The owner of a water sports business in Antigua, who is receiving bad press over an incident involving a stray dog at Long Bay, said he is seeking legal advice on the matter.
Rolston Roberts, director of Island Watersports, said he would be speaking to his lawyer after British tourist, Julie Bailey posted the name and picture of his business on the internet asking tourist to boycott his business over its poor treatment of animals.
The controversy arose late last week after Bailey alleged that one of Roberts’ employees attempted to drown a stray dog on the beach.
Roberts said the dog in question was known to attempt to attack locals on the beach, and there is no truth to the story.
“Everybody was just trying to protect themselves from this dog. This is a stray dog on the beach and this lady had been feeding it down at the Grand Pineapple. She’d been walking it up on the eastern end where the locals would bathe and so on. I went to the lady and asked if it was her dog, all the while the dog was there growling at me, and she put her hands up in the air and said it’s not her dog.”
He also said the dog only seemed to run at black people, which he said, seemed to amuse Bailey. He described the situation as unfair.
“My business is on Long Bay beach, which is a public area and the dog rushes after somebody, which I have seen it do with my own eyes, and she thinks she’s going to put up my business as one that doesn’t like dogs, it doesn’t make any sense,” he said.
“I don’t know of anybody, at the time, that they were saying, which would have tried to drown the dog. It’s impossible for us to drown a dog, which I’ve seen that’s just up and down the beach attacking people. First of all, how are you going to catch a dog that’s just rushing you and everybody’s just trying to protect themselves.
“There’s no truth to the story that people were trying to drown the dog.
“My business is on the beach. Someone was sitting next to my business and the dog rushed after them. They tried to defend themselves against it, that doesn’t have anything to do with my business. My business wasn’t even open… so I think she has the wrong business and the wrong person.”
Roberts further refuted claims that he is an animal abuser.
“I, myself, I have two dogs and I take them to the vet, I do all those things. One of them is one I found on the street as a little puppy and I took him in.”
OBSERVER media also spoke with an employee at the company, who chose to remain anonymous. The source said it was unfortunate that “a big misunderstanding”, had escalated into a national debate on animal welfare.
She said a sign on the beach indicates that no stray animals are allowed and according to her, efforts to get the dog off the beach intensified after it tried to bite her co-worker.
The woman said the tourists fed the dog which made it difficult to get the animal off the beach. She also noted that interestingly enough, the canine barked only at people of colour.
The water sports employee adds that during the noise over the animal, the visitors were asked who would foot the bill if the stray dog bit someone.

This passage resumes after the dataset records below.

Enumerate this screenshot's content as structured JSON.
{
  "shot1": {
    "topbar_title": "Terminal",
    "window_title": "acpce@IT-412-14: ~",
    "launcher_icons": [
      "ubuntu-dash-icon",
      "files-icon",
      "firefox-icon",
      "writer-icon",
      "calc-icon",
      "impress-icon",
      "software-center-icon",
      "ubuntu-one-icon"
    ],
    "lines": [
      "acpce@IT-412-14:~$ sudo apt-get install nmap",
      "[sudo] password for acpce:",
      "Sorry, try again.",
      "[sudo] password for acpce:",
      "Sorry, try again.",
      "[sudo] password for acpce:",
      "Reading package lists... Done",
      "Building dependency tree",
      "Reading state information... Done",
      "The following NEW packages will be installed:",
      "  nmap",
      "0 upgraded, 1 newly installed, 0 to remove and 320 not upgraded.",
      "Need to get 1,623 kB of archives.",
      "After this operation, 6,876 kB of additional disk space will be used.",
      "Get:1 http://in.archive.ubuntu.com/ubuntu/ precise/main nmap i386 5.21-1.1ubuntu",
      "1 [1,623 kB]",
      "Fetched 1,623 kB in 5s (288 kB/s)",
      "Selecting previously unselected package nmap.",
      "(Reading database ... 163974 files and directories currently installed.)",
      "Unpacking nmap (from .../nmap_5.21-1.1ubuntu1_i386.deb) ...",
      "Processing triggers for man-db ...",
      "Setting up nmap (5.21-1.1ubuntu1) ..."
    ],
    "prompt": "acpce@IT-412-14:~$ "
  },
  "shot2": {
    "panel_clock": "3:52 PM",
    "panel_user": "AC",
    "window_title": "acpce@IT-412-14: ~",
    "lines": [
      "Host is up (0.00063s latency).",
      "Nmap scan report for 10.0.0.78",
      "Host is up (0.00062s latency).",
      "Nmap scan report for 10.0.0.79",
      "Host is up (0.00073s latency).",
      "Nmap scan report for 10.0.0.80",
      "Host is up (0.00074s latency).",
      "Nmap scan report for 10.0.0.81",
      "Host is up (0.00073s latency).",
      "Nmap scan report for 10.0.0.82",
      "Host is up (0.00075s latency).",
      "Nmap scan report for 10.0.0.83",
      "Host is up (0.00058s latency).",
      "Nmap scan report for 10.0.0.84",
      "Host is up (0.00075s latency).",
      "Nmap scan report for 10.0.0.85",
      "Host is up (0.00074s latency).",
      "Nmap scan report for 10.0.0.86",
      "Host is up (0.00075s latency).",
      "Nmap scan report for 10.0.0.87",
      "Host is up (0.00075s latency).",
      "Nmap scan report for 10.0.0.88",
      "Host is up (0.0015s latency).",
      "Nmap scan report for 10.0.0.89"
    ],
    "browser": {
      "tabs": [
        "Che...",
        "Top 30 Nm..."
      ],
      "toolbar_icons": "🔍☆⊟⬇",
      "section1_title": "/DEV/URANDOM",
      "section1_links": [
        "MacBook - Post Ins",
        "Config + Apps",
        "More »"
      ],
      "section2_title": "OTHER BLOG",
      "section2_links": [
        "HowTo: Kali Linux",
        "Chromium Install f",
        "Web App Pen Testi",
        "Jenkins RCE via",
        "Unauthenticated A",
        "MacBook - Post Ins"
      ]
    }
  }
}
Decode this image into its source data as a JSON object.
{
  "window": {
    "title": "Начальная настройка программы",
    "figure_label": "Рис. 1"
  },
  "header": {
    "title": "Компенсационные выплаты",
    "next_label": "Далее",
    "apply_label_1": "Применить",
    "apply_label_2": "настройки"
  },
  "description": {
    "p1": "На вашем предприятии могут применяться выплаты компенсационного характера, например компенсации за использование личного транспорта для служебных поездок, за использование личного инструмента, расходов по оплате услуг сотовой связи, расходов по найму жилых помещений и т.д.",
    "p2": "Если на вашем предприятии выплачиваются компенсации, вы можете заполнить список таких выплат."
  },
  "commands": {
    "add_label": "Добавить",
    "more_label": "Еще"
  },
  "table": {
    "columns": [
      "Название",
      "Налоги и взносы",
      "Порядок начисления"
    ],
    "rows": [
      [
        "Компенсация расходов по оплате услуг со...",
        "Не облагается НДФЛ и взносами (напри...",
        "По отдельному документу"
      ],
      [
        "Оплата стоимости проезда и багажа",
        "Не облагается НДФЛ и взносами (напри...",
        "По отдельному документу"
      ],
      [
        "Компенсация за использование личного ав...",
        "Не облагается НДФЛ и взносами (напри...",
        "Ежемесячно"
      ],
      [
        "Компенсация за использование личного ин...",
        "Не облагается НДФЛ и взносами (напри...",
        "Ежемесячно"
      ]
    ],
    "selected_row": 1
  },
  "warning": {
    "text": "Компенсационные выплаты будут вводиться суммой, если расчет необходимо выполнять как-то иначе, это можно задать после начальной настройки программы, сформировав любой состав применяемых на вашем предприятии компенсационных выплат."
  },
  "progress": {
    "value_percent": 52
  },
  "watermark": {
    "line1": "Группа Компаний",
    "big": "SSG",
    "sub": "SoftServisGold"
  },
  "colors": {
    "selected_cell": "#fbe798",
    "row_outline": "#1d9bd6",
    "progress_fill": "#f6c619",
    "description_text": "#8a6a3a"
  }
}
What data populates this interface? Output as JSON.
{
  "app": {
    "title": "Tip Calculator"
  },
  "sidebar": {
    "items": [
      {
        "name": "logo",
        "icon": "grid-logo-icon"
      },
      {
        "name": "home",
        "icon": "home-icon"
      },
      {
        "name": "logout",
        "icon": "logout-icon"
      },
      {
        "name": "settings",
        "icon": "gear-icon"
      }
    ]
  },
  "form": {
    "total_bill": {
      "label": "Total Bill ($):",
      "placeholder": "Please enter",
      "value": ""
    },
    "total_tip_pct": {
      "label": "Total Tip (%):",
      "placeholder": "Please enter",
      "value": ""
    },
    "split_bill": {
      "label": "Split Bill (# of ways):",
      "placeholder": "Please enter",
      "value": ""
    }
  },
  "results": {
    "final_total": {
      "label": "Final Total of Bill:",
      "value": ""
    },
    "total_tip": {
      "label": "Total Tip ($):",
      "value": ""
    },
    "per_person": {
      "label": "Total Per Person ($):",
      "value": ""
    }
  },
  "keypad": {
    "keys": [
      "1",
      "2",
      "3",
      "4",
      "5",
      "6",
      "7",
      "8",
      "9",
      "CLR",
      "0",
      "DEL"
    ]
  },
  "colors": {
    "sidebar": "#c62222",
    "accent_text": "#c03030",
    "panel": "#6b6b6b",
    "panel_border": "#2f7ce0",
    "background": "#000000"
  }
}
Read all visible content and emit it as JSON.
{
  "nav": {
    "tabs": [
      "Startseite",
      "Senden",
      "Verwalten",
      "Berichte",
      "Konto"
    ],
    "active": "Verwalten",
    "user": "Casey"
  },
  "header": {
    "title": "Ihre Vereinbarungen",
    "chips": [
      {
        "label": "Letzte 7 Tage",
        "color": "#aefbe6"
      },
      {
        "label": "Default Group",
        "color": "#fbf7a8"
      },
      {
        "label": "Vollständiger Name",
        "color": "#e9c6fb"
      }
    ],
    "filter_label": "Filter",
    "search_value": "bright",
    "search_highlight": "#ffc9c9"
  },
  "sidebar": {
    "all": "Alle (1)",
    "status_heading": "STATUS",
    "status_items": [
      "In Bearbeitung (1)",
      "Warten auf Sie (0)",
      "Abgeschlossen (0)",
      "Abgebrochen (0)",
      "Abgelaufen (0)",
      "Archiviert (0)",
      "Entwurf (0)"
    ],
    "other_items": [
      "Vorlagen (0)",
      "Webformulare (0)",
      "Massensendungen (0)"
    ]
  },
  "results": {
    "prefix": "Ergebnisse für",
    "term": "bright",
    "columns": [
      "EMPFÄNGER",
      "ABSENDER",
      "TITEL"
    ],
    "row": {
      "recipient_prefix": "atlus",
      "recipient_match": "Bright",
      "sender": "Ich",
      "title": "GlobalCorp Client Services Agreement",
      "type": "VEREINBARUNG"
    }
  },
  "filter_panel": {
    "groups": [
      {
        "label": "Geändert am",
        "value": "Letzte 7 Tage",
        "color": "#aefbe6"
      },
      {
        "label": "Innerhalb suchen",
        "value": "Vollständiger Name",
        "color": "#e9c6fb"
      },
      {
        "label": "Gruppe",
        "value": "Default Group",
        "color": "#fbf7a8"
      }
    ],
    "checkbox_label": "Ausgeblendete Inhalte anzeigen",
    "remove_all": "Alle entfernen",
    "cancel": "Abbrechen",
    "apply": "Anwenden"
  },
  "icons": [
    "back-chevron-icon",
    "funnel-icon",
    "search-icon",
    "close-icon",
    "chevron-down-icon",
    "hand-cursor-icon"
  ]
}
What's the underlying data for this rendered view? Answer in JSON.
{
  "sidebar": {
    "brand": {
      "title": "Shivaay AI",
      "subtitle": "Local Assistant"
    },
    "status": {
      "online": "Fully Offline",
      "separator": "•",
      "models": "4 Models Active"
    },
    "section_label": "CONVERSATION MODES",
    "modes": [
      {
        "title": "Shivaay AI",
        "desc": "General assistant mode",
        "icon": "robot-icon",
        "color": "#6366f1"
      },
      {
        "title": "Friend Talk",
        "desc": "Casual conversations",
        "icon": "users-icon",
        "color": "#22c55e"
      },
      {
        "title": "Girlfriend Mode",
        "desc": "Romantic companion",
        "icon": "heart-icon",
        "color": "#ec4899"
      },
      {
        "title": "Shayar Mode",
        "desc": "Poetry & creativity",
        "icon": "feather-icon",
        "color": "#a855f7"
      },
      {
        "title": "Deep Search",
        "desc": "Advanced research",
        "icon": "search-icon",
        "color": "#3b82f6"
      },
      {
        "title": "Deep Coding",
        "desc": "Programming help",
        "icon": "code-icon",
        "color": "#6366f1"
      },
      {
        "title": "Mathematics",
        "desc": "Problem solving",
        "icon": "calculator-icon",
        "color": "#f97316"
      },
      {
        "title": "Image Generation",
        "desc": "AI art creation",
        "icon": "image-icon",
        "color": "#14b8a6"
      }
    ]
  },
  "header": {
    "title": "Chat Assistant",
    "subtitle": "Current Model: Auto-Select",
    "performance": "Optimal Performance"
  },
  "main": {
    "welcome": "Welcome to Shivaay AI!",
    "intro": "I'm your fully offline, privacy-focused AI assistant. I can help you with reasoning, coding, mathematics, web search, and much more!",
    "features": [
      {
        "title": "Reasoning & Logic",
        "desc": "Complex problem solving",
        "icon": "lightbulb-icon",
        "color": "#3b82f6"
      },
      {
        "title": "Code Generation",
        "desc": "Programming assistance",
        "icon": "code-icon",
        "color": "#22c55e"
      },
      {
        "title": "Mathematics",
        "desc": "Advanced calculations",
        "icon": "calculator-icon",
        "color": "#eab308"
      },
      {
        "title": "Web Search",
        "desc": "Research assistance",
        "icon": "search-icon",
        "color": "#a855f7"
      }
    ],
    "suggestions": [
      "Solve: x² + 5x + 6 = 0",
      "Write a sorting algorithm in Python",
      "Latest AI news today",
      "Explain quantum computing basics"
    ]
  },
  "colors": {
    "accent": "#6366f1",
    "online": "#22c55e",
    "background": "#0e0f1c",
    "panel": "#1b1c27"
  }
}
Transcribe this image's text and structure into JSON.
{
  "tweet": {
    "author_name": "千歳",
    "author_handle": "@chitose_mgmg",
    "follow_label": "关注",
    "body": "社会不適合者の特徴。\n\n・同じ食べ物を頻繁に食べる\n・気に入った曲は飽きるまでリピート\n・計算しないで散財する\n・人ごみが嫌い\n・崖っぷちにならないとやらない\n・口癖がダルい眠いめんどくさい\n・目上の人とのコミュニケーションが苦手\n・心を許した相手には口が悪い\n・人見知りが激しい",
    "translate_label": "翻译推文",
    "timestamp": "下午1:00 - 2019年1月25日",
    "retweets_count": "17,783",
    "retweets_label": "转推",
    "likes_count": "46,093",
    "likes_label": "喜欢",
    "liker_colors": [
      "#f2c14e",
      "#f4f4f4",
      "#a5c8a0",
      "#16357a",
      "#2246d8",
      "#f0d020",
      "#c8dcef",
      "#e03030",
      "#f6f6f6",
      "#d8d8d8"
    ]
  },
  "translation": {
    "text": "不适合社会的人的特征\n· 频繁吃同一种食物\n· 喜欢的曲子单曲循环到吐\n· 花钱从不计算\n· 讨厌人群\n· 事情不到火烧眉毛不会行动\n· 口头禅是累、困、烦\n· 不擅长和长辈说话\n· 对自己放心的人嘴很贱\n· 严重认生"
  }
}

According to her, the tourists, who felt so strongly about the rights of the animal, were then quick to say it was not theirs.
After sounding the alarm over the abused dog, now named Dolly, late last week, Bailey has begun efforts to have the animal relocated to her home in the UK.